• [Brief]:
All lines containing the string "Mexican" must be copied from the entries.

[Stored dataset items]

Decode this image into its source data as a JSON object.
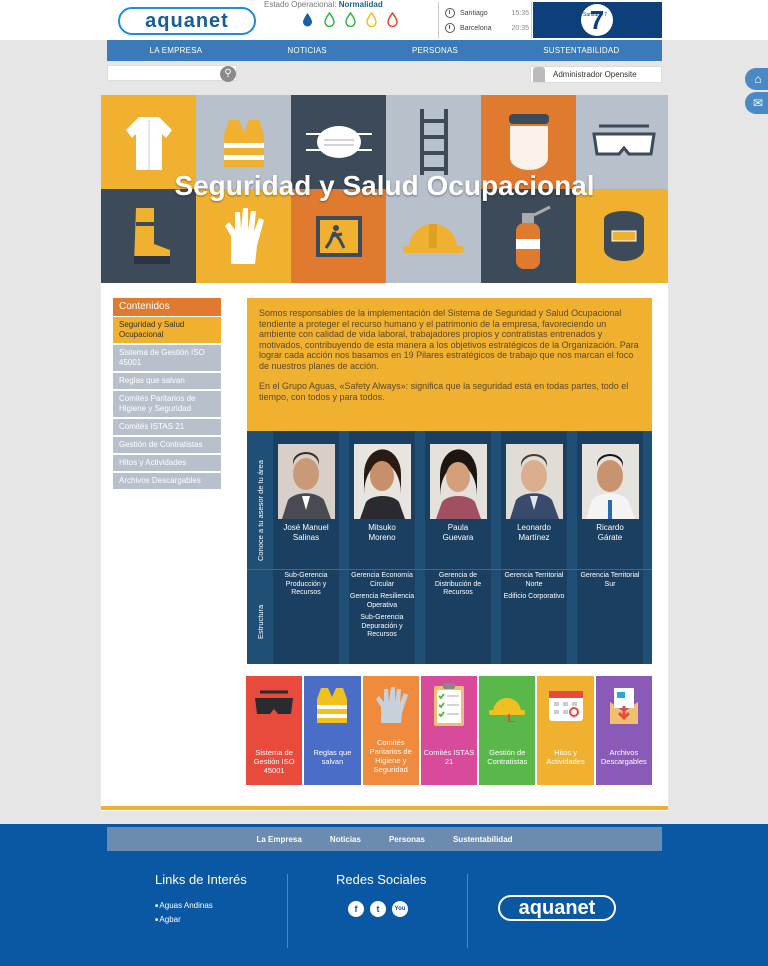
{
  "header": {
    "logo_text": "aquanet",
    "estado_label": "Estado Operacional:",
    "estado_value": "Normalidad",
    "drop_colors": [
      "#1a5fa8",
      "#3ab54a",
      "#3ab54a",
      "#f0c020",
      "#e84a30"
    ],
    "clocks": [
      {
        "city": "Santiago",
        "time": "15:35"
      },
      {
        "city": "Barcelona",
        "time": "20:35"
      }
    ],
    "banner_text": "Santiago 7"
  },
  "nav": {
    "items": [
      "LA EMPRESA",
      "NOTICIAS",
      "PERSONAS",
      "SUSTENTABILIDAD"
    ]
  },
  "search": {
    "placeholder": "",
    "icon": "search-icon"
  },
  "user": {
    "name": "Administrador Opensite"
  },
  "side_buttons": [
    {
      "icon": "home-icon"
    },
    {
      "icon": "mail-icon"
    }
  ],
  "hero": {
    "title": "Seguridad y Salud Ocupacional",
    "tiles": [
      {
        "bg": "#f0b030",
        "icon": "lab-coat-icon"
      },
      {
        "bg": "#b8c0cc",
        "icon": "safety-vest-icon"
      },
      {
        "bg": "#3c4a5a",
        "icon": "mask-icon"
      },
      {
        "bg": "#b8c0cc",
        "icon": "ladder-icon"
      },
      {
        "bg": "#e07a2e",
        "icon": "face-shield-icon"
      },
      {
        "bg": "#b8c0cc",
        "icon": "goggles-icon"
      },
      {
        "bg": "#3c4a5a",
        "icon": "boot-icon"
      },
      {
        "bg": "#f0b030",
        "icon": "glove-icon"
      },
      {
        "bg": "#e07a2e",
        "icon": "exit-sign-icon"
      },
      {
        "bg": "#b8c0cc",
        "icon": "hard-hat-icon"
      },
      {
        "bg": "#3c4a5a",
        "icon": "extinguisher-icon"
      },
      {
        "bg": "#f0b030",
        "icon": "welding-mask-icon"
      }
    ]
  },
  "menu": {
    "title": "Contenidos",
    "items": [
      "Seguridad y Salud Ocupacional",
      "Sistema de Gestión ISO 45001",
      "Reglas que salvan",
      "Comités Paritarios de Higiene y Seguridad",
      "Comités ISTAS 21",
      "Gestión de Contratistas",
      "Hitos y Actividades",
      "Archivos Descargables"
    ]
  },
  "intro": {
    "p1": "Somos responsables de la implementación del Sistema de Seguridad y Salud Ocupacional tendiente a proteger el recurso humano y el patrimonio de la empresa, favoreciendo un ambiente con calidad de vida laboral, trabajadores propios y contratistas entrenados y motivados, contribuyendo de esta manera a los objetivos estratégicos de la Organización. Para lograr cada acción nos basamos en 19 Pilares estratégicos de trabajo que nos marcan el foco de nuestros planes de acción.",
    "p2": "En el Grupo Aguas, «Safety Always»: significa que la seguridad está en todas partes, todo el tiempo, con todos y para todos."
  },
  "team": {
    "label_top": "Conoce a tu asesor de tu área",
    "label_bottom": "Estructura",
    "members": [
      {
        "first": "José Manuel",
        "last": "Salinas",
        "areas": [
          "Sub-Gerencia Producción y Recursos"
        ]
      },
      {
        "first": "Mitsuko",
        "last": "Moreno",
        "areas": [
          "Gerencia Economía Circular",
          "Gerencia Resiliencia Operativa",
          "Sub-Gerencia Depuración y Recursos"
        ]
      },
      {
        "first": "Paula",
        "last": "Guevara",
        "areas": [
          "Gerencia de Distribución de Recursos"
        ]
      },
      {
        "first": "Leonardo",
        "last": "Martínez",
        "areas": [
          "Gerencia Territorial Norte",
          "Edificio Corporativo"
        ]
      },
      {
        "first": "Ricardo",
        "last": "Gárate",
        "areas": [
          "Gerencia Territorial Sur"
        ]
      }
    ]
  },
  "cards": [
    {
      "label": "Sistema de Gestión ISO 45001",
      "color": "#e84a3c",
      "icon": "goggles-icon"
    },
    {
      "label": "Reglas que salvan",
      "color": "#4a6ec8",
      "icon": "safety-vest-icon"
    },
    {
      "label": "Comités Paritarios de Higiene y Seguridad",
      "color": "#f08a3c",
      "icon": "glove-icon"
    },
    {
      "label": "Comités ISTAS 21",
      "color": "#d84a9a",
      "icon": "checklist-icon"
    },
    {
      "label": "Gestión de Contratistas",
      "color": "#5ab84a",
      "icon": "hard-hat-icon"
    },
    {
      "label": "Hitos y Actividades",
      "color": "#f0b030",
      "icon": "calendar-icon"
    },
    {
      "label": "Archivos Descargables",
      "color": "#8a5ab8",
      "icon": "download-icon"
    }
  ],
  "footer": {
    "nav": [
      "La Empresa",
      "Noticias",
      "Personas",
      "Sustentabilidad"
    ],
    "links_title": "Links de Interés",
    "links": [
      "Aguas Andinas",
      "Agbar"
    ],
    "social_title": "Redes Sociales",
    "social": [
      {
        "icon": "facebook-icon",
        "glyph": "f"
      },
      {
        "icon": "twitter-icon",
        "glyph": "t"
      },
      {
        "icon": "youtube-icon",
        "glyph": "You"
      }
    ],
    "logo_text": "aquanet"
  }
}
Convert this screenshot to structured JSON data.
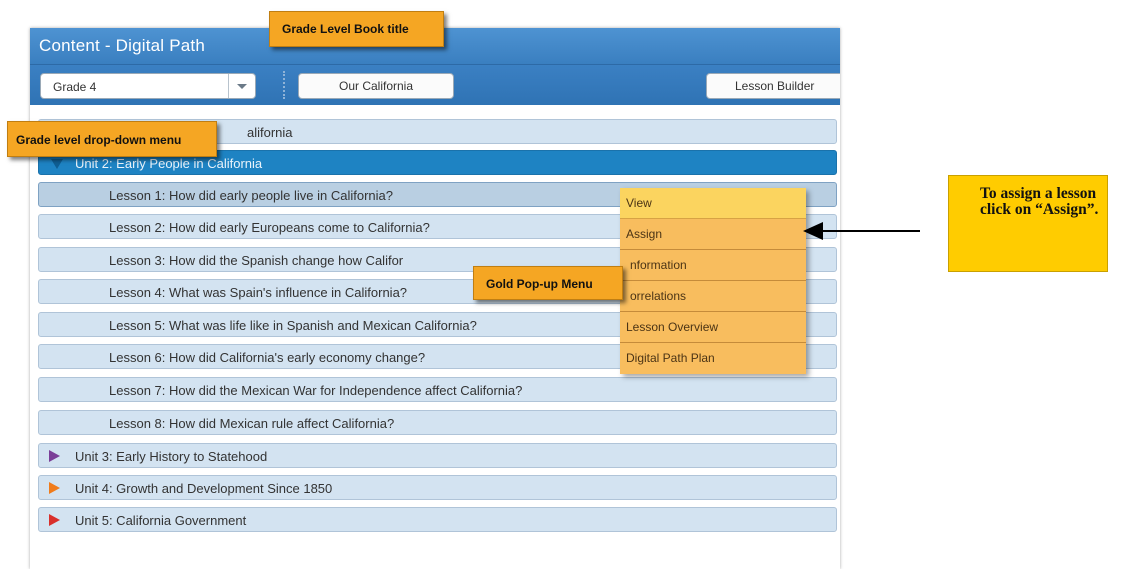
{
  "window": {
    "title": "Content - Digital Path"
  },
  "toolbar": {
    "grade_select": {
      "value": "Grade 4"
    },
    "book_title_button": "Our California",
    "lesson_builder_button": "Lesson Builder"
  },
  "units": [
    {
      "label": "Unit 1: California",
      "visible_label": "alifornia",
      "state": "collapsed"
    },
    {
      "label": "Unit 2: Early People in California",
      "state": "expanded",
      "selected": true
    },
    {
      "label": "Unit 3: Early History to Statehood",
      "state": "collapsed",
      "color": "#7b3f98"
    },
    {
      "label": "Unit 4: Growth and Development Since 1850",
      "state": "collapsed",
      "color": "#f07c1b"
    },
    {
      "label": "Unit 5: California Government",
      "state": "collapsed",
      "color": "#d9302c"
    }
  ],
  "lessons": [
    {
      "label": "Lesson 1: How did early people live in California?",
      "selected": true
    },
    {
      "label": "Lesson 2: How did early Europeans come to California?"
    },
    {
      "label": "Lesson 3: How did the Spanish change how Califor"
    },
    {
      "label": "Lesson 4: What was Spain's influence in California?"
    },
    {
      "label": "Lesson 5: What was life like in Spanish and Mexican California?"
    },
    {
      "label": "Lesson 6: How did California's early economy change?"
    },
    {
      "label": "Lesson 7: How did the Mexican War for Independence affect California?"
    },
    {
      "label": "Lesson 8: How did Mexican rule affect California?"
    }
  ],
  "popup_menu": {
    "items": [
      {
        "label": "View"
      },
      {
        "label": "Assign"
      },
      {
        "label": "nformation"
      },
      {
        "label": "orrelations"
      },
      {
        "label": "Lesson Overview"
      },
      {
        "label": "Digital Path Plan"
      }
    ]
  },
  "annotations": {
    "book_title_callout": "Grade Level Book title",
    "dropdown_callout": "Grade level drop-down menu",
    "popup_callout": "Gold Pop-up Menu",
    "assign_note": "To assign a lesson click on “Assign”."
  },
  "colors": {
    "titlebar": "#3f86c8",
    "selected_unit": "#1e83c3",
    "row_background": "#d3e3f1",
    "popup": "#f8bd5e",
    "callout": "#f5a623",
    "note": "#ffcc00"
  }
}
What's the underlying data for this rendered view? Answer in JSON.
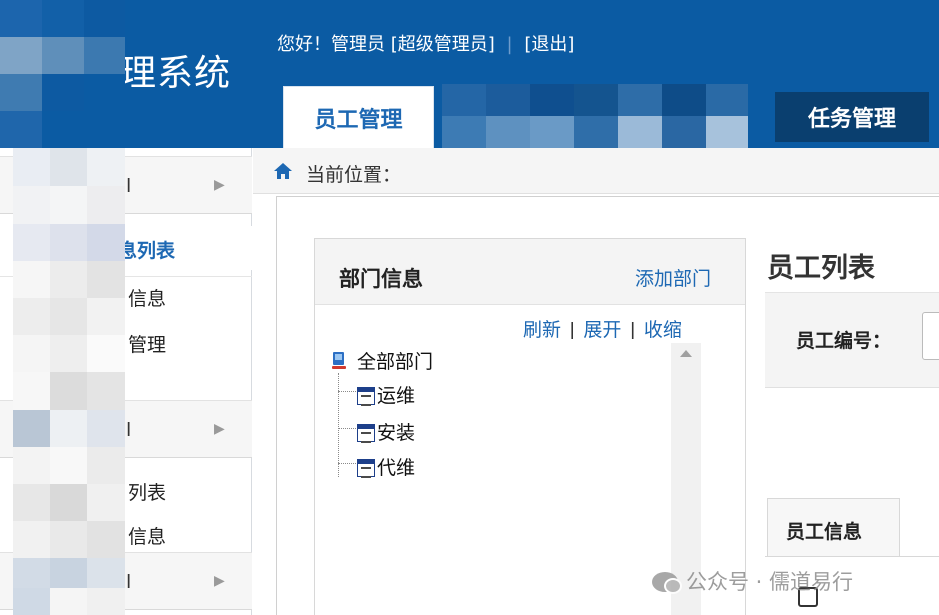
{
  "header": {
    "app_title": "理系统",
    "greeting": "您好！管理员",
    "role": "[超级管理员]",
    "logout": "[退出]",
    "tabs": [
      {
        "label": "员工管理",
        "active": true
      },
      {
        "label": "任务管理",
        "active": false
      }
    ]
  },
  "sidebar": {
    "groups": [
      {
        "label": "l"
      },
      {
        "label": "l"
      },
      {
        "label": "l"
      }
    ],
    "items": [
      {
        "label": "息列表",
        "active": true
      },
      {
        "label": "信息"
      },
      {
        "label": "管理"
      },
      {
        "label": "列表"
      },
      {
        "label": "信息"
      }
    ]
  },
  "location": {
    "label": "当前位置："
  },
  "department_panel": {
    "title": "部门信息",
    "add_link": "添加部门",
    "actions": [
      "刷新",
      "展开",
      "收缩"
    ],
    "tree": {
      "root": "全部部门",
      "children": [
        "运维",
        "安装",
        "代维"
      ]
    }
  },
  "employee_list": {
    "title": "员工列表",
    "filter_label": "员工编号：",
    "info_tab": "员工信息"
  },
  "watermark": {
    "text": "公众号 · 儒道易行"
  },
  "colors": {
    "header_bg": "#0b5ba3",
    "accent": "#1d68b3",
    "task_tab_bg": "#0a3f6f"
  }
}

• [Finished task]:
      "label": "Lesson 5: What was life like in Spanish and Mexican California?"
      "label": "Lesson 7: How did the Mexican War for Independence affect California?"
      "label": "Lesson 8: How did Mexican rule affect California?"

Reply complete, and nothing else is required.